**What the exercise asks:**
Any image in the records is to be skipped; everything else should be reproduced exactly.

**Excerpted records:**
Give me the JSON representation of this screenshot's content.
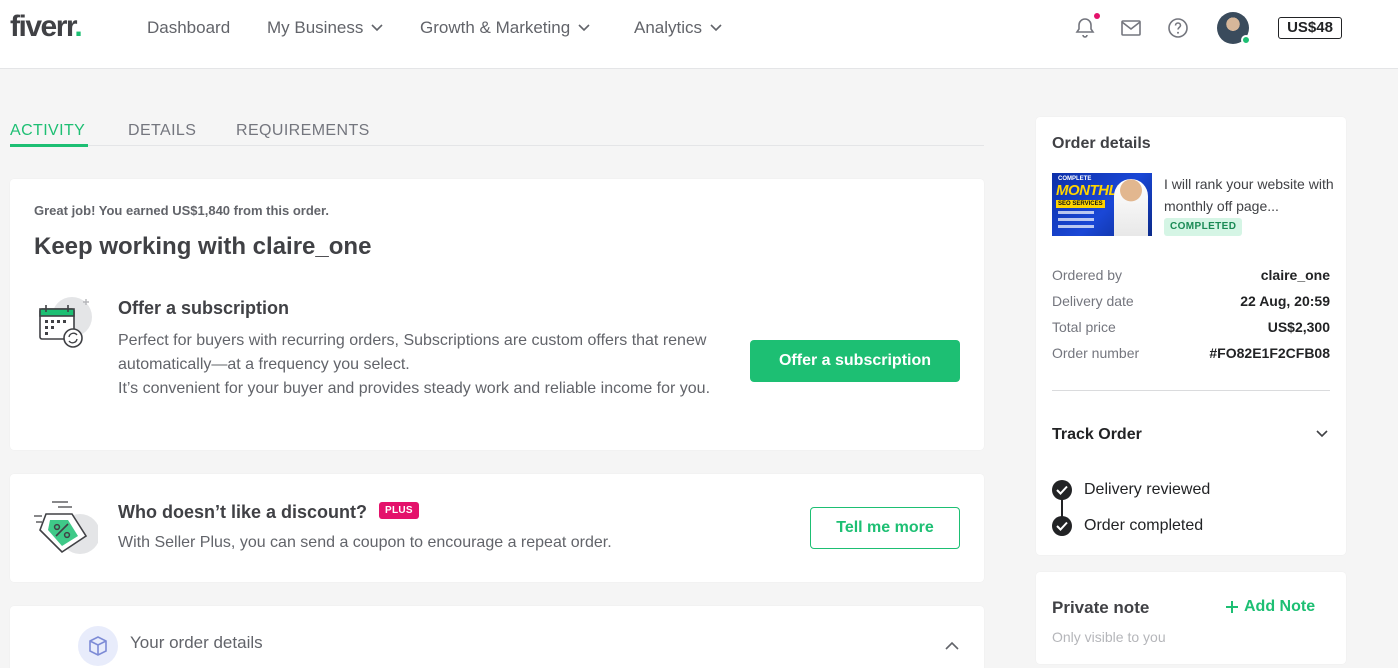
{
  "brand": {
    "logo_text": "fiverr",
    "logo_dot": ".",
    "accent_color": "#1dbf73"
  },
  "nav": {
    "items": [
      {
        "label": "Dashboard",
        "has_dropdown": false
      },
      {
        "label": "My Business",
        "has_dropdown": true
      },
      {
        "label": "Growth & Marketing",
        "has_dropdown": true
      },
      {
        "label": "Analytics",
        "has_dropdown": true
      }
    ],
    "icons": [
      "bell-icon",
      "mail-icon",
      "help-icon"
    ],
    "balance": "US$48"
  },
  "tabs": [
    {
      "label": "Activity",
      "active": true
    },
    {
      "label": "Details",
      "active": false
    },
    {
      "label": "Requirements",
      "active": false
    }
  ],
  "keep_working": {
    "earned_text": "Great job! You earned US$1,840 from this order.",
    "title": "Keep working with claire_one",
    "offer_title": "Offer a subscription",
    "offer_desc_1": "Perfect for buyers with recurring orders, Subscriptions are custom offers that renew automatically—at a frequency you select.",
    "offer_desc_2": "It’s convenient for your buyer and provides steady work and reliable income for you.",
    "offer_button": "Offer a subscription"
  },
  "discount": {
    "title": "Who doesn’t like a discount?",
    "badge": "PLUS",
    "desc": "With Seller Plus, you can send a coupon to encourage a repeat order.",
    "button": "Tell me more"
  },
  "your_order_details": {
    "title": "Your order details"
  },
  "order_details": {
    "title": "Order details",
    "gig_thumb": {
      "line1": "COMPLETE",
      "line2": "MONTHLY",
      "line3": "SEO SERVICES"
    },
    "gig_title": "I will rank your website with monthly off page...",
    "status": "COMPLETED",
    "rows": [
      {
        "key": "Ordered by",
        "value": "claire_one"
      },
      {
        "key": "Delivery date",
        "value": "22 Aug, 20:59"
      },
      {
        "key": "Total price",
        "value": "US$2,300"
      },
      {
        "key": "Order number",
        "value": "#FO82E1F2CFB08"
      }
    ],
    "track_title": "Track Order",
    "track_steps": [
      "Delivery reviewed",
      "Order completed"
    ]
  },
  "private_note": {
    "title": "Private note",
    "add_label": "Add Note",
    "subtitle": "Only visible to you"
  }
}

**Finished task:**
Give me the JSON representation of this screenshot's content.
{
  "brand": {
    "logo_text": "fiverr",
    "logo_dot": ".",
    "accent_color": "#1dbf73"
  },
  "nav": {
    "items": [
      {
        "label": "Dashboard",
        "has_dropdown": false
      },
      {
        "label": "My Business",
        "has_dropdown": true
      },
      {
        "label": "Growth & Marketing",
        "has_dropdown": true
      },
      {
        "label": "Analytics",
        "has_dropdown": true
      }
    ],
    "icons": [
      "bell-icon",
      "mail-icon",
      "help-icon"
    ],
    "balance": "US$48"
  },
  "tabs": [
    {
      "label": "Activity",
      "active": true
    },
    {
      "label": "Details",
      "active": false
    },
    {
      "label": "Requirements",
      "active": false
    }
  ],
  "keep_working": {
    "earned_text": "Great job! You earned US$1,840 from this order.",
    "title": "Keep working with claire_one",
    "offer_title": "Offer a subscription",
    "offer_desc_1": "Perfect for buyers with recurring orders, Subscriptions are custom offers that renew automatically—at a frequency you select.",
    "offer_desc_2": "It’s convenient for your buyer and provides steady work and reliable income for you.",
    "offer_button": "Offer a subscription"
  },
  "discount": {
    "title": "Who doesn’t like a discount?",
    "badge": "PLUS",
    "desc": "With Seller Plus, you can send a coupon to encourage a repeat order.",
    "button": "Tell me more"
  },
  "your_order_details": {
    "title": "Your order details"
  },
  "order_details": {
    "title": "Order details",
    "gig_thumb": {
      "line1": "COMPLETE",
      "line2": "MONTHLY",
      "line3": "SEO SERVICES"
    },
    "gig_title": "I will rank your website with monthly off page...",
    "status": "COMPLETED",
    "rows": [
      {
        "key": "Ordered by",
        "value": "claire_one"
      },
      {
        "key": "Delivery date",
        "value": "22 Aug, 20:59"
      },
      {
        "key": "Total price",
        "value": "US$2,300"
      },
      {
        "key": "Order number",
        "value": "#FO82E1F2CFB08"
      }
    ],
    "track_title": "Track Order",
    "track_steps": [
      "Delivery reviewed",
      "Order completed"
    ]
  },
  "private_note": {
    "title": "Private note",
    "add_label": "Add Note",
    "subtitle": "Only visible to you"
  }
}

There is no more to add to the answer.